In a similar vein, this case has also raised questions about herd immunity. Earlier in the pandemic, Dr. Fauci indicated that herd immunity would likely require a vaccination rate of between 60 and 70 percent. But, in the months following vaccine rollouts, Dr. Fauci also emphasized that the true percentage for herd immunity is relatively unknowable and could be much higher. Additionally, Donald G. McNeil Jr. of the New York Times also reported that the rate of vaccination to achieve herd immunity rises with a disease’s transmissibility.
The relationship between herd immunity and transmissibility is essential in the case of Barnstable County as a vast majority of the positive cases consisted of the Delta variant. The CDC reported on August 6th that the Delta variant in particular is significantly more transmissible than other forms of COVID-19. Correspondingly higher rates of inoculation to the virus will be necessary as the Delta variant continues to spread. In the Barnstable County outbreak, many vaccinated individuals with the Delta variant exhibited fairly substantial viral loads, meaning that they are likely spreading the virus to other vaccinated individuals once infected.
Concern for federal inmates as public efforts to stop the pandemic expand to include both widespread vaccination and social distancing and masking efforts should remain a top priority. As we reported last summer, prison conditions are almost never conducive to social distancing, heightened hygiene, or healthcare management. Subsequently, they often constitute virtual petri dishes for disease and have proven extremely dangerous during the COVID-19 pandemic.
As such, federal inmates should take note of both vaccination, masking, and distancing guidelines to the best of their ability despite unideal circumstances. The Barnstable County case shows us that both mitigation protocols and vaccination efforts are necessary to keep ourselves and each other safe and that, though new tools exist with the advent of fairly effective COVID-19 vaccines, we are still in the midst of the pandemic and should act accordingly.
If you or a loved one is in federal prison, our office urges you to consider the following:
- Get vaccinated. The BOP has been vaccinating individuals and boasts over 200k vaccines administered. Vaccination provides individual protection against all existing strains and variants of the virus so far as well as community protection to the people around you. Further, the BOP keeps records of those who refuse vaccination. Although vaccination is not required, government opposition to compassionate release motions can cite vaccination refusal to argue that if your current situation is not dangerous enough to warrant vaccination, it cannot be dangerous enough to justify release.
- Ask for CARES Act relief. While the BOP has applied the CARES Act wildly inconsistently and we don’t currently know their policy on granting CARES Act relief, we strongly encourage you to continue to seek it, especially if you have preexisting risk factors.

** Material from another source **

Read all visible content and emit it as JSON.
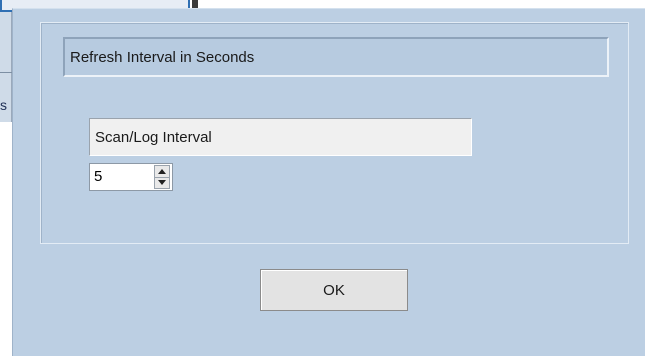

- Continue to engage in safety measures. The rise of the breakthrough cases in vaccinated individuals is largely anticipated. By most standards the vaccines are between 60-95 percent effective against the delta variant. But those numbers can increase when the user takes special precautions. Specifically, wearing face masks and engaging in social distancing as much as possibly within the prisons can help reduce your chances of contracting COVID-19, spreading COVID-19, or contributing to infection outbreaks that serve as breeding grounds for new mutations and variants.